Extra costs of disability a major issue

The IYDP national coordinating committee played a most important role, through its consultations in every major city, of showing that extra unavoidable costs of living with disability was a major issue. It concentrated attention on the poorest of the poor in our country, the severely disabled person living in the community. Attention was drawn to the extra costs of disability and that adequate finance is the basis of dignity and participation in our society.

Our Invalid Pension of A$86 per week must seem a fortune to many but when the minimum wage is A$152 per week and the average wage over A$300 per week the financial disadvantage alone when trying to participate is obvious. Australian pensioners do receive some fringe benefits such as free public transport etc. For many eligible severely disabled people however the benefits source is inaccessible and therefore of no advantage.

Need for access to information and assistive technologies

Disabled people in the past few years have been asking for information which they can access and understand themselves. Why should this be so hard? Is that process in the basic interests of the professional bodies? Do they in fact gain power by controlling information? Technologists, in my experience, rarely listen to disabled people’s simple requests. Although much good work was done by engineers etc., their natural interests lie in the challenge of the bionic arm. Many of you who have worked in the rehabilitation field will have seen complex prothesis lying in corners covered in cobwebs.

It obviously would be good if that information could be obtained first of all from where everyone else obtains information and secondly that there be a central one stop source. However, it would be ridiculous to pay a high price for the luxury of one stop information if there is no money left with which to buy the required item. I believe that disabled people are becoming clearer on this issue, only because they are more vitally concerned than are some of the professional people working in the area.

When disabled people are involved in their own affairs, they have an understanding which is difficult for others to match. There is no more magic to this understanding than there is to those who love the sea or those who are attracted to rural communities. If that is accepted, disabled people must be involved in all levels of initiation (my jargon for this is “consumer-based policy instigation”) policy determination, administration and evaluation.

Empowering disabled people

In November 1984 Adelaide will host the final DPI Asia Pacific Conference. You are all invited. At that conference an attempt will be made to understand why disabled people are where they are on the totem pole and why they have never had a voice of their own.

DACA believes that only by empowering disabled people to eventually solve their own problems will we really progress their cause. The world has learned the bitter lesson that handing out food to starving people does not solve the problem. Unfortunately, we have yet to take the necessary steps towards a proper solution.

DACA also believes and will try and influence future directions in Australia towards disabled people being involved at all levels in matters concerning them. By following that process, national networks will grow which are related to those with the problems. Recently, I read an article in a development magazine (which I failed to note) which listed five reasons why outside development programs failed.

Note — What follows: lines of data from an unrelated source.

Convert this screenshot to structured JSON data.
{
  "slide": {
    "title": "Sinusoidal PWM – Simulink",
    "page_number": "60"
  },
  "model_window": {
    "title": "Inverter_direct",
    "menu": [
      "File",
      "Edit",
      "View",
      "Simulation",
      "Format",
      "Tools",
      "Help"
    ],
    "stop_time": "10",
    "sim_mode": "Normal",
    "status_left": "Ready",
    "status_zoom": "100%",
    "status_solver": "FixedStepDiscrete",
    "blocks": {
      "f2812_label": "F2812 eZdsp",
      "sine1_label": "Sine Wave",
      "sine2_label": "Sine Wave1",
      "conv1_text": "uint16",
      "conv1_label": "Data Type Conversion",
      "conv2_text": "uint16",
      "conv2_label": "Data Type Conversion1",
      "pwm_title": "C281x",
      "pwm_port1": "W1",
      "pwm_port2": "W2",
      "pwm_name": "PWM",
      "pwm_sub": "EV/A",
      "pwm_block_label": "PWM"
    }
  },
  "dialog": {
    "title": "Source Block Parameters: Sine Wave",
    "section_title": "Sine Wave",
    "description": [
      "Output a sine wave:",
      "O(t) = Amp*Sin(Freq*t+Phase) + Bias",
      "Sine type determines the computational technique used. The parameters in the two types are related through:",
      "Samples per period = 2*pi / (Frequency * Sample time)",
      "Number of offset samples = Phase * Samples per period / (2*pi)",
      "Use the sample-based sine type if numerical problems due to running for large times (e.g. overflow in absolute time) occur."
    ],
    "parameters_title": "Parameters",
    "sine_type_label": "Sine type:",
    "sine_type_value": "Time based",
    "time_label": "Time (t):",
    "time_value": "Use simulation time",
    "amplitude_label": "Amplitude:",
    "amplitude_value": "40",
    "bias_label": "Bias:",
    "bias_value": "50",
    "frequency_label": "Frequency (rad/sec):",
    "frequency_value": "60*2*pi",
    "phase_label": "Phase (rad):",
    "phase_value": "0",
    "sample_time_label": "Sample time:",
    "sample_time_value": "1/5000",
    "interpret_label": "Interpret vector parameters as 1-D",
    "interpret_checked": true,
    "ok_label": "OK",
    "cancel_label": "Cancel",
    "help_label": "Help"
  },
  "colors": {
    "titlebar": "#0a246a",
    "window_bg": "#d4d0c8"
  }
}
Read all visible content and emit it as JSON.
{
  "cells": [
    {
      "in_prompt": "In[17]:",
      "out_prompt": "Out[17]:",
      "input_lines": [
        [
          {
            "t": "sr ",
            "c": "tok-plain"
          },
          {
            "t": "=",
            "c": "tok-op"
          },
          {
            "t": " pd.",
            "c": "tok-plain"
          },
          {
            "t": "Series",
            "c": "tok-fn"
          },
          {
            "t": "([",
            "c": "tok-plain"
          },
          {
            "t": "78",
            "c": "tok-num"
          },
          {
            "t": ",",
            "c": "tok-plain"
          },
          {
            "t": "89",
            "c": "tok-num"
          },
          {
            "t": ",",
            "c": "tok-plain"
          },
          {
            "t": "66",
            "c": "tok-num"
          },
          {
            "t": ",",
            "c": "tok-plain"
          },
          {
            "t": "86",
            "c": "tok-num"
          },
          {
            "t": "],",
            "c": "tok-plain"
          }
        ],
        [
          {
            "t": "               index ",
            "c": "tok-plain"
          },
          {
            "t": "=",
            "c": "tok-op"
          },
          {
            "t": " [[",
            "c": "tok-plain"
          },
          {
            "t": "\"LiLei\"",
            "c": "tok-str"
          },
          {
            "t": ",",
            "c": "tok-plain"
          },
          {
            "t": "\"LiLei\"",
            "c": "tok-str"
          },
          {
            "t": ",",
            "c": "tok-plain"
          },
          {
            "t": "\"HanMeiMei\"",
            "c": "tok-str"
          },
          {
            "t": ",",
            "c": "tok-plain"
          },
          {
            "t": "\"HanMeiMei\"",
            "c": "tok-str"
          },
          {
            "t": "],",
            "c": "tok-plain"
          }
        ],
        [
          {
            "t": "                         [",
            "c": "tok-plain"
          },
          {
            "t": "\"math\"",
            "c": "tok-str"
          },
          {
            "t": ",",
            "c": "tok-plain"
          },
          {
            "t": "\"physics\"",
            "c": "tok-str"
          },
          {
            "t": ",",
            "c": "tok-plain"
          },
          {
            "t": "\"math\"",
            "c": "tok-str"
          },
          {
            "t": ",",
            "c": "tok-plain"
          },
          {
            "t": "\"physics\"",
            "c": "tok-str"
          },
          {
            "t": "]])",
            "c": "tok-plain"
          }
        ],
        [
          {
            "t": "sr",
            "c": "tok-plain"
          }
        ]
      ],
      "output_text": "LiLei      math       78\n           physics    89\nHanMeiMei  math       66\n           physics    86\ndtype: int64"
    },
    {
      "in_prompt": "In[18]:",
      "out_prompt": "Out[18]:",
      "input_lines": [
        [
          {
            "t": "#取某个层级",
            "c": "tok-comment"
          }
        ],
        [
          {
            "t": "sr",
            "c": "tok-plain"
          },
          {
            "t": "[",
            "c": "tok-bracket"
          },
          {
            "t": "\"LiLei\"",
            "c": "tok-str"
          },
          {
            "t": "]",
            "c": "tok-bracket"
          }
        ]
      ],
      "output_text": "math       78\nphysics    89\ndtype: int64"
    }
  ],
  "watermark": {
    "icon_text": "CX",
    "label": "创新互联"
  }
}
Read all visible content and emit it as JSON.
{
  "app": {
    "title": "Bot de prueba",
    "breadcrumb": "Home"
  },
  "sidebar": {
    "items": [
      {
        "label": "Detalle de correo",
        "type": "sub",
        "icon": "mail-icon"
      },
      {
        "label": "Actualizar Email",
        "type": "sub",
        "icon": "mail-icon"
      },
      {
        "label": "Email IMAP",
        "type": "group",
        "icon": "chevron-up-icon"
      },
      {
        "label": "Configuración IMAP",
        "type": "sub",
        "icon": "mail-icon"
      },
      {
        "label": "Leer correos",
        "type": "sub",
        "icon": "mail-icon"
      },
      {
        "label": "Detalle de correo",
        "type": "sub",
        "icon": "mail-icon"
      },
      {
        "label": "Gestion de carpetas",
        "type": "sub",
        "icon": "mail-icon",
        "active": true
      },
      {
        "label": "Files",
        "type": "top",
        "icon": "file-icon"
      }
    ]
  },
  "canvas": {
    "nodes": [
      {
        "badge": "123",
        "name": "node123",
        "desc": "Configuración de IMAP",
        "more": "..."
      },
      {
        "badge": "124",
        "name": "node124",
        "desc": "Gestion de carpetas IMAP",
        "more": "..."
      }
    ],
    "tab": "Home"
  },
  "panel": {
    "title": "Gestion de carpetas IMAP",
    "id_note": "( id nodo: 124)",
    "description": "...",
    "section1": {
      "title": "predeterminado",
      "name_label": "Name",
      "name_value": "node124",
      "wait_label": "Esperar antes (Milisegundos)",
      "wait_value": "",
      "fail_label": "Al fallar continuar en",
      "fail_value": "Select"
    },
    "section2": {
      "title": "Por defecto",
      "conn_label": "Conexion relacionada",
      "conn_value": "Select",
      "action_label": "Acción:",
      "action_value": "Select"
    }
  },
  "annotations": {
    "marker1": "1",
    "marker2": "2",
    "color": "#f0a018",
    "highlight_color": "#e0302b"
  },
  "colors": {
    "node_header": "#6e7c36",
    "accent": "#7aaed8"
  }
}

  1. The instigators and operators were outsiders.
  2. They failed to act as initiators and partners of the people.
  3. They failed to absorb the total situation.
  4. They lacked a people orientated philosophy.
  5. They lacked an ideology towards the liberation of people.

I believe we would do well to consider those points in relation to expertise and disability. More progress would be made if we kept them in mind during our deliberations and future actions. Disabled people acting as insiders, hand in hand with governments, could work towards equality and full participation. Our involvement could unleash a new energy in our societies as we push past old stereotypes of who we are and what we can do. Together, let’s break down the barriers!